***** Input data
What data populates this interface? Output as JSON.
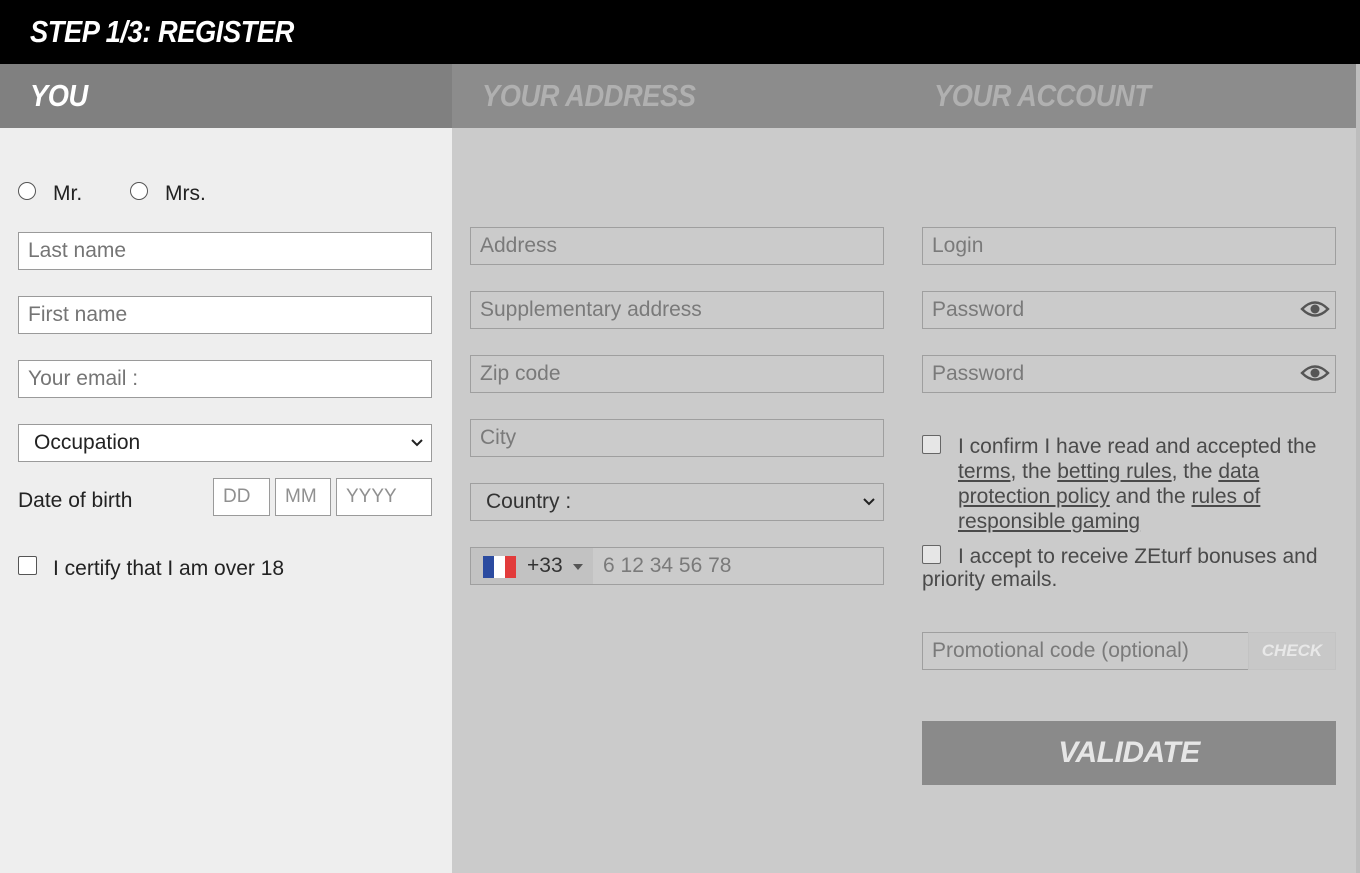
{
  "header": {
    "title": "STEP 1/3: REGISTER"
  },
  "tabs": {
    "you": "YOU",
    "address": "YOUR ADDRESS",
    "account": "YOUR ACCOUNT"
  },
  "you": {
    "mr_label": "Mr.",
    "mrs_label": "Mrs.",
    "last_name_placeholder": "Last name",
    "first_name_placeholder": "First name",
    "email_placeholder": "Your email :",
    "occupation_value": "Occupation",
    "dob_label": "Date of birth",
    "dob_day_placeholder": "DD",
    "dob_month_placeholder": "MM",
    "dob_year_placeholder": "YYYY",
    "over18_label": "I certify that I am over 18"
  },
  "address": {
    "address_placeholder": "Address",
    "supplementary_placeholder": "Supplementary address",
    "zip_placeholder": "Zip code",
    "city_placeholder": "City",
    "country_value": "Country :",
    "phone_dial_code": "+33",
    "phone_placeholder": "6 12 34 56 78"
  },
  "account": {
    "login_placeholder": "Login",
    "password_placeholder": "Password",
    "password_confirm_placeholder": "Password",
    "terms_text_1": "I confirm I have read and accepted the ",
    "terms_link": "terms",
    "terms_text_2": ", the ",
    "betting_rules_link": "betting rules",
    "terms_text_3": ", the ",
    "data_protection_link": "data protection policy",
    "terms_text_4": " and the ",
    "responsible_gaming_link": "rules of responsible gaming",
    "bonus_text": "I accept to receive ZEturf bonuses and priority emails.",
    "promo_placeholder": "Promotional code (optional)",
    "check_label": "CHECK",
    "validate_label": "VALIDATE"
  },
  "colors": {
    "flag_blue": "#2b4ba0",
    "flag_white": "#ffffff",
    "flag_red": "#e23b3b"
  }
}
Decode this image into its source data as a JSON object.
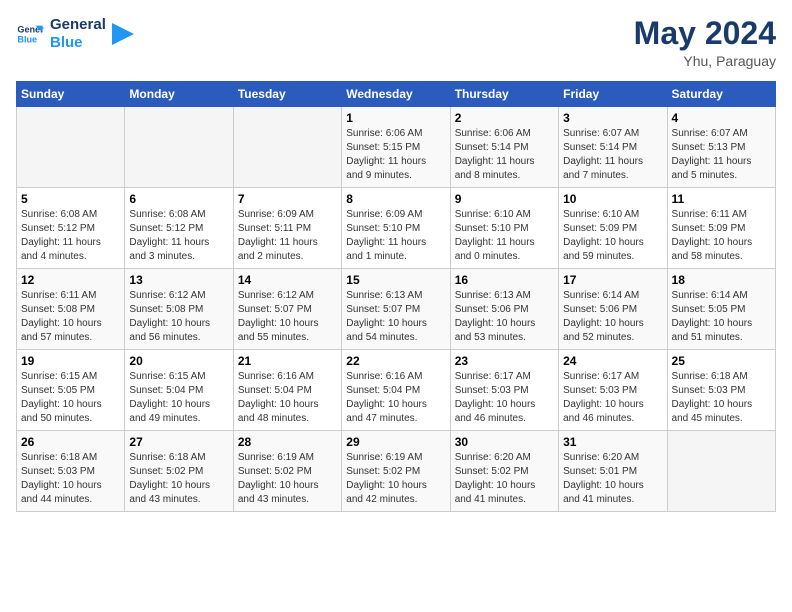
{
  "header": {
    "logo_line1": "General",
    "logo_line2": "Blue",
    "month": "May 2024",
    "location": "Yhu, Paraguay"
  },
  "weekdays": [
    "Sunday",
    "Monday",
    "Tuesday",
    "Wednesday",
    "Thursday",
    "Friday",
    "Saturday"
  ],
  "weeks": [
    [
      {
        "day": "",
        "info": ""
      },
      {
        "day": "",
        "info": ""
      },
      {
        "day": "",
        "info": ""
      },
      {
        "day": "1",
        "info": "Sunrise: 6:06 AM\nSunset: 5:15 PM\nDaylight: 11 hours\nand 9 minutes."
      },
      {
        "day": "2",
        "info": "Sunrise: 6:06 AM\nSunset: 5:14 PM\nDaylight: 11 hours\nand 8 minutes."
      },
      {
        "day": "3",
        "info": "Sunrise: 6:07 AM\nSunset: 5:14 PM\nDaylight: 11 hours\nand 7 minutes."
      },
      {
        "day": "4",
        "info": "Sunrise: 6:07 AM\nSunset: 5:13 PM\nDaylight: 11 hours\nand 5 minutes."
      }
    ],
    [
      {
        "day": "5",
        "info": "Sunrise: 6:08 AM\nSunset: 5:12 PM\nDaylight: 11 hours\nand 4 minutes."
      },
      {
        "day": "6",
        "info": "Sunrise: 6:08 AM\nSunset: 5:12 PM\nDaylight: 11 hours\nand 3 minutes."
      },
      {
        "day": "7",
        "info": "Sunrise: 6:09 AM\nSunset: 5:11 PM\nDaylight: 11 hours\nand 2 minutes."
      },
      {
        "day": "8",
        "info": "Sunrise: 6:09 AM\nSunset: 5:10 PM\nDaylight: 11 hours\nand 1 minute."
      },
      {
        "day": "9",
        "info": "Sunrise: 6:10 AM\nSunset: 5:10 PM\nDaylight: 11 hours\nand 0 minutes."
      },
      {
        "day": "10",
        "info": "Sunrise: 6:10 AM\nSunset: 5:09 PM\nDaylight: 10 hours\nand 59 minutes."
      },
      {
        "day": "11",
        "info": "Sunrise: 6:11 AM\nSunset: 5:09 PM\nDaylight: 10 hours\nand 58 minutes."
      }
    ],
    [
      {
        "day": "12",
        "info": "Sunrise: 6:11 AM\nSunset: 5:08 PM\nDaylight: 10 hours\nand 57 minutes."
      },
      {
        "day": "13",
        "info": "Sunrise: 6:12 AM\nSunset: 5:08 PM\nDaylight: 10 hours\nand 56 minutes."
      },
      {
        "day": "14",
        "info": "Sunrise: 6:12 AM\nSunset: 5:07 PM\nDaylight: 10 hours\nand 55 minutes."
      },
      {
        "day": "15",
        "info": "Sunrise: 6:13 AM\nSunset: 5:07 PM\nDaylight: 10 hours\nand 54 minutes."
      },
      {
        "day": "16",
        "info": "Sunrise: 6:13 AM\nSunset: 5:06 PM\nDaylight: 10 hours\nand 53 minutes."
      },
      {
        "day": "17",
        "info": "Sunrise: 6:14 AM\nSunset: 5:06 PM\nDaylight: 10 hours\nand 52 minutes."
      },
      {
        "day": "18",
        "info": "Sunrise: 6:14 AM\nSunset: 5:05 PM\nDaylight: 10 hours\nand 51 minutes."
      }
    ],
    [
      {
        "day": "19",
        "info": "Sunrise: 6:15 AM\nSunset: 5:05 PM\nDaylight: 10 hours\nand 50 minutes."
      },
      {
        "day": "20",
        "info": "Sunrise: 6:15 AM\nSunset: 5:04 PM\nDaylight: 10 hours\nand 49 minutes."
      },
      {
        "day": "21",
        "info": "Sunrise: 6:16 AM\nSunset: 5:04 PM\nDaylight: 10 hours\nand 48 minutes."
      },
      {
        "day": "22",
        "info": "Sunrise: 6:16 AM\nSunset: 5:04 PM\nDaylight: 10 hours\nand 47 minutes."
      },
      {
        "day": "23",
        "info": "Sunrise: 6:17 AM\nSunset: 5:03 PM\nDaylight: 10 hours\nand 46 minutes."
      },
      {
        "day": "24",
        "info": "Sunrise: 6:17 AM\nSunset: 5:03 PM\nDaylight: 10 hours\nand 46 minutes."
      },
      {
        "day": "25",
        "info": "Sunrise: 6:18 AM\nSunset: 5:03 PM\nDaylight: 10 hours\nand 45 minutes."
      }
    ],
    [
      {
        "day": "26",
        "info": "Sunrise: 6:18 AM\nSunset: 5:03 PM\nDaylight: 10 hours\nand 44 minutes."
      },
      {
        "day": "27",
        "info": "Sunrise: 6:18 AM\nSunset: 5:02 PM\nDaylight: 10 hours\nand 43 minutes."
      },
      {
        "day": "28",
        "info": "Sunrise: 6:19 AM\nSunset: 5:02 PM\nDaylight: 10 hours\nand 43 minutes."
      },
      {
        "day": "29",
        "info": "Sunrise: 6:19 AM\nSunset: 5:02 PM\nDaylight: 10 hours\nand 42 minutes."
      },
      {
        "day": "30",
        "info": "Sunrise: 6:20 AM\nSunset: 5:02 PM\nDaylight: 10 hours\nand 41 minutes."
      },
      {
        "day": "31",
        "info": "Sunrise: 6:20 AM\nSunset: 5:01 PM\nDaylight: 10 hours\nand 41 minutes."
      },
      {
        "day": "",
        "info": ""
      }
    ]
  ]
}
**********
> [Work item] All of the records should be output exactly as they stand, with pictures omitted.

> [Result for this exercise]
What data populates this interface? Output as JSON.
{
  "header": {
    "title": "STEP 1/3: REGISTER"
  },
  "tabs": {
    "you": "YOU",
    "address": "YOUR ADDRESS",
    "account": "YOUR ACCOUNT"
  },
  "you": {
    "mr_label": "Mr.",
    "mrs_label": "Mrs.",
    "last_name_placeholder": "Last name",
    "first_name_placeholder": "First name",
    "email_placeholder": "Your email :",
    "occupation_value": "Occupation",
    "dob_label": "Date of birth",
    "dob_day_placeholder": "DD",
    "dob_month_placeholder": "MM",
    "dob_year_placeholder": "YYYY",
    "over18_label": "I certify that I am over 18"
  },
  "address": {
    "address_placeholder": "Address",
    "supplementary_placeholder": "Supplementary address",
    "zip_placeholder": "Zip code",
    "city_placeholder": "City",
    "country_value": "Country :",
    "phone_dial_code": "+33",
    "phone_placeholder": "6 12 34 56 78"
  },
  "account": {
    "login_placeholder": "Login",
    "password_placeholder": "Password",
    "password_confirm_placeholder": "Password",
    "terms_text_1": "I confirm I have read and accepted the ",
    "terms_link": "terms",
    "terms_text_2": ", the ",
    "betting_rules_link": "betting rules",
    "terms_text_3": ", the ",
    "data_protection_link": "data protection policy",
    "terms_text_4": " and the ",
    "responsible_gaming_link": "rules of responsible gaming",
    "bonus_text": "I accept to receive ZEturf bonuses and priority emails.",
    "promo_placeholder": "Promotional code (optional)",
    "check_label": "CHECK",
    "validate_label": "VALIDATE"
  },
  "colors": {
    "flag_blue": "#2b4ba0",
    "flag_white": "#ffffff",
    "flag_red": "#e23b3b"
  }
}
Decode this image into its source data as a JSON object.
{
  "header": {
    "logo_line1": "General",
    "logo_line2": "Blue",
    "month": "May 2024",
    "location": "Yhu, Paraguay"
  },
  "weekdays": [
    "Sunday",
    "Monday",
    "Tuesday",
    "Wednesday",
    "Thursday",
    "Friday",
    "Saturday"
  ],
  "weeks": [
    [
      {
        "day": "",
        "info": ""
      },
      {
        "day": "",
        "info": ""
      },
      {
        "day": "",
        "info": ""
      },
      {
        "day": "1",
        "info": "Sunrise: 6:06 AM\nSunset: 5:15 PM\nDaylight: 11 hours\nand 9 minutes."
      },
      {
        "day": "2",
        "info": "Sunrise: 6:06 AM\nSunset: 5:14 PM\nDaylight: 11 hours\nand 8 minutes."
      },
      {
        "day": "3",
        "info": "Sunrise: 6:07 AM\nSunset: 5:14 PM\nDaylight: 11 hours\nand 7 minutes."
      },
      {
        "day": "4",
        "info": "Sunrise: 6:07 AM\nSunset: 5:13 PM\nDaylight: 11 hours\nand 5 minutes."
      }
    ],
    [
      {
        "day": "5",
        "info": "Sunrise: 6:08 AM\nSunset: 5:12 PM\nDaylight: 11 hours\nand 4 minutes."
      },
      {
        "day": "6",
        "info": "Sunrise: 6:08 AM\nSunset: 5:12 PM\nDaylight: 11 hours\nand 3 minutes."
      },
      {
        "day": "7",
        "info": "Sunrise: 6:09 AM\nSunset: 5:11 PM\nDaylight: 11 hours\nand 2 minutes."
      },
      {
        "day": "8",
        "info": "Sunrise: 6:09 AM\nSunset: 5:10 PM\nDaylight: 11 hours\nand 1 minute."
      },
      {
        "day": "9",
        "info": "Sunrise: 6:10 AM\nSunset: 5:10 PM\nDaylight: 11 hours\nand 0 minutes."
      },
      {
        "day": "10",
        "info": "Sunrise: 6:10 AM\nSunset: 5:09 PM\nDaylight: 10 hours\nand 59 minutes."
      },
      {
        "day": "11",
        "info": "Sunrise: 6:11 AM\nSunset: 5:09 PM\nDaylight: 10 hours\nand 58 minutes."
      }
    ],
    [
      {
        "day": "12",
        "info": "Sunrise: 6:11 AM\nSunset: 5:08 PM\nDaylight: 10 hours\nand 57 minutes."
      },
      {
        "day": "13",
        "info": "Sunrise: 6:12 AM\nSunset: 5:08 PM\nDaylight: 10 hours\nand 56 minutes."
      },
      {
        "day": "14",
        "info": "Sunrise: 6:12 AM\nSunset: 5:07 PM\nDaylight: 10 hours\nand 55 minutes."
      },
      {
        "day": "15",
        "info": "Sunrise: 6:13 AM\nSunset: 5:07 PM\nDaylight: 10 hours\nand 54 minutes."
      },
      {
        "day": "16",
        "info": "Sunrise: 6:13 AM\nSunset: 5:06 PM\nDaylight: 10 hours\nand 53 minutes."
      },
      {
        "day": "17",
        "info": "Sunrise: 6:14 AM\nSunset: 5:06 PM\nDaylight: 10 hours\nand 52 minutes."
      },
      {
        "day": "18",
        "info": "Sunrise: 6:14 AM\nSunset: 5:05 PM\nDaylight: 10 hours\nand 51 minutes."
      }
    ],
    [
      {
        "day": "19",
        "info": "Sunrise: 6:15 AM\nSunset: 5:05 PM\nDaylight: 10 hours\nand 50 minutes."
      },
      {
        "day": "20",
        "info": "Sunrise: 6:15 AM\nSunset: 5:04 PM\nDaylight: 10 hours\nand 49 minutes."
      },
      {
        "day": "21",
        "info": "Sunrise: 6:16 AM\nSunset: 5:04 PM\nDaylight: 10 hours\nand 48 minutes."
      },
      {
        "day": "22",
        "info": "Sunrise: 6:16 AM\nSunset: 5:04 PM\nDaylight: 10 hours\nand 47 minutes."
      },
      {
        "day": "23",
        "info": "Sunrise: 6:17 AM\nSunset: 5:03 PM\nDaylight: 10 hours\nand 46 minutes."
      },
      {
        "day": "24",
        "info": "Sunrise: 6:17 AM\nSunset: 5:03 PM\nDaylight: 10 hours\nand 46 minutes."
      },
      {
        "day": "25",
        "info": "Sunrise: 6:18 AM\nSunset: 5:03 PM\nDaylight: 10 hours\nand 45 minutes."
      }
    ],
    [
      {
        "day": "26",
        "info": "Sunrise: 6:18 AM\nSunset: 5:03 PM\nDaylight: 10 hours\nand 44 minutes."
      },
      {
        "day": "27",
        "info": "Sunrise: 6:18 AM\nSunset: 5:02 PM\nDaylight: 10 hours\nand 43 minutes."
      },
      {
        "day": "28",
        "info": "Sunrise: 6:19 AM\nSunset: 5:02 PM\nDaylight: 10 hours\nand 43 minutes."
      },
      {
        "day": "29",
        "info": "Sunrise: 6:19 AM\nSunset: 5:02 PM\nDaylight: 10 hours\nand 42 minutes."
      },
      {
        "day": "30",
        "info": "Sunrise: 6:20 AM\nSunset: 5:02 PM\nDaylight: 10 hours\nand 41 minutes."
      },
      {
        "day": "31",
        "info": "Sunrise: 6:20 AM\nSunset: 5:01 PM\nDaylight: 10 hours\nand 41 minutes."
      },
      {
        "day": "",
        "info": ""
      }
    ]
  ]
}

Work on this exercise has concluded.